Author: Praveen Dhinwa
Editorialist: Bhuvnesh Jain
You are given an array consisting of ‘C’, ‘E’ and ‘S’ denoting cooking, eating and sleeping respectively. You need to tell whether the array is correct i.e. has ‘C’, ‘E’ and ‘S’ in correct order or not.
The problem can be solved as stated in the question itself. All we need to find is whether is the activities recorded by Chef’s dog are in the order Cooking, Eating and Sleeping or not. So, we can group the equal elements together. This can be done easily using a “for” loop as follows:
vector u; for i in 0 to s.length()-1: j = i while(j < s.length() && s*==s[j]): j += 1 u.push_back(s*); i = j-1
Now, if size(u) > 3, then answer is definitely “no”. Otherwise, check if it follows the sequence. i.e.
if size(u) == 3, u = 'C', u = 'E', u = 'S' if size(u) == 2, u = 'C', u = 'S' or u = 'C', u = 'E' or u = 'E', u = 'S' if size(u) == 1, trivally true

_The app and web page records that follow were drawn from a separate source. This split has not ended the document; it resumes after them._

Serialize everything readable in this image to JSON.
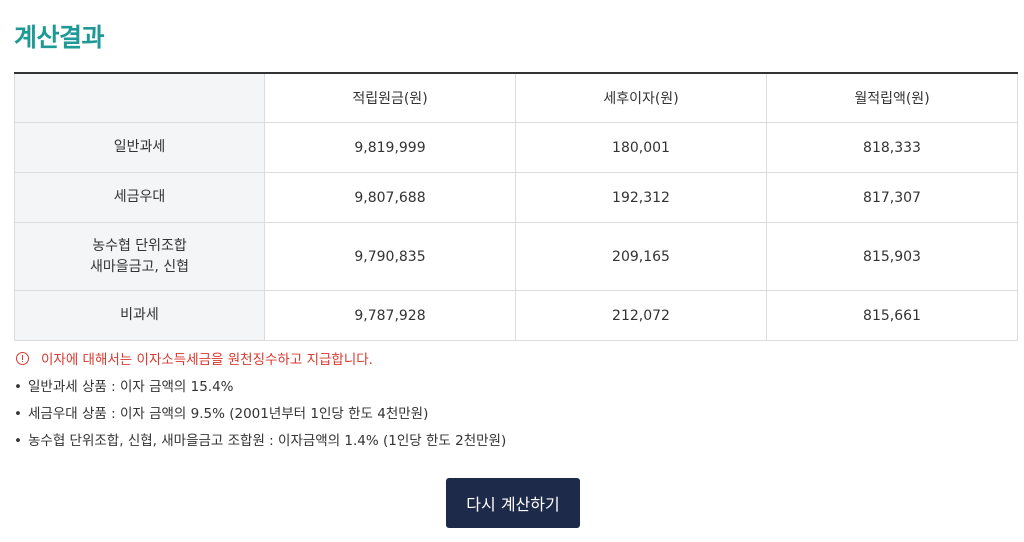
{
  "title": "계산결과",
  "table": {
    "corner": "",
    "columns": [
      "적립원금(원)",
      "세후이자(원)",
      "월적립액(원)"
    ],
    "rows": [
      {
        "label_lines": [
          "일반과세"
        ],
        "values": [
          "9,819,999",
          "180,001",
          "818,333"
        ]
      },
      {
        "label_lines": [
          "세금우대"
        ],
        "values": [
          "9,807,688",
          "192,312",
          "817,307"
        ]
      },
      {
        "label_lines": [
          "농수협 단위조합",
          "새마을금고, 신협"
        ],
        "values": [
          "9,790,835",
          "209,165",
          "815,903"
        ]
      },
      {
        "label_lines": [
          "비과세"
        ],
        "values": [
          "9,787,928",
          "212,072",
          "815,661"
        ]
      }
    ]
  },
  "notice": {
    "icon": "info-circle-icon",
    "color": "#d9392f",
    "text": "이자에 대해서는 이자소득세금을 원천징수하고 지급합니다."
  },
  "notes": [
    "일반과세 상품 : 이자 금액의 15.4%",
    "세금우대 상품 : 이자 금액의 9.5% (2001년부터 1인당 한도 4천만원)",
    "농수협 단위조합, 신협, 새마을금고 조합원 : 이자금액의 1.4% (1인당 한도 2천만원)"
  ],
  "buttons": {
    "recalculate": "다시 계산하기"
  },
  "colors": {
    "title": "#1e9a96",
    "button_bg": "#1e2a4a",
    "header_bg": "#f4f5f7"
  }
}
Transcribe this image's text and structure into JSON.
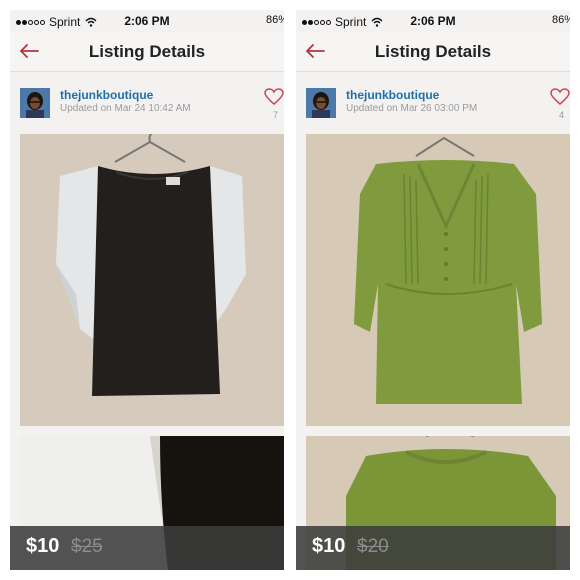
{
  "panels": [
    {
      "status": {
        "carrier": "Sprint",
        "time": "2:06 PM",
        "battery": "86%"
      },
      "nav": {
        "title": "Listing Details"
      },
      "seller": {
        "username": "thejunkboutique",
        "updated": "Updated on Mar 24 10:42 AM",
        "likes": "7"
      },
      "price": {
        "current": "$10",
        "original": "$25"
      },
      "item": {
        "type": "black top with white sleeves",
        "color": "#2a2623"
      }
    },
    {
      "status": {
        "carrier": "Sprint",
        "time": "2:06 PM",
        "battery": "86%"
      },
      "nav": {
        "title": "Listing Details"
      },
      "seller": {
        "username": "thejunkboutique",
        "updated": "Updated on Mar 26 03:00 PM",
        "likes": "4"
      },
      "price": {
        "current": "$10",
        "original": "$20"
      },
      "item": {
        "type": "green pintuck tunic",
        "color": "#7f9b3e"
      }
    }
  ],
  "icons": [
    "wifi-icon",
    "back-arrow-icon",
    "heart-icon",
    "hanger-icon"
  ],
  "colors": {
    "username": "#1f6fa8",
    "back_arrow": "#b2343c",
    "heart": "#c34a54",
    "price_bar": "#3c3c3c"
  }
}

The above will suffice for 100 points as the complexity of the above code is O(n). It may initially seem that the complexity of the above code is O(n^2). To see why the above doesn’t hold, let us analyze the complexity in a different manner. We see how many time each position will be visited. Each position will be visited once, either by the variable i or j. Since there are n locations in total, the complexity becomes O(n).
The question can be solved using information about the state only. Let us denote the states ‘C’, ‘E’, ‘S’ by 0, 1, 2 respectively. Then the solution is “yes” if and only if, state* <= state[i+1] for 0 <= i < s.length()-1. The editorialist has used this idea and the implementation can be seen in his solution.
This solution is similar to the second one except that instead of maintaining the state, we just check if the given string corresponding to the required regular expression or not. This is also a builtin function in most languages as well.
For example, the C++ code would be
cout << (regex_match(s, regex("^CES*$")) ? “yes” : “no”) << endl;
The java code code be found in the answer below.
O(n) per test case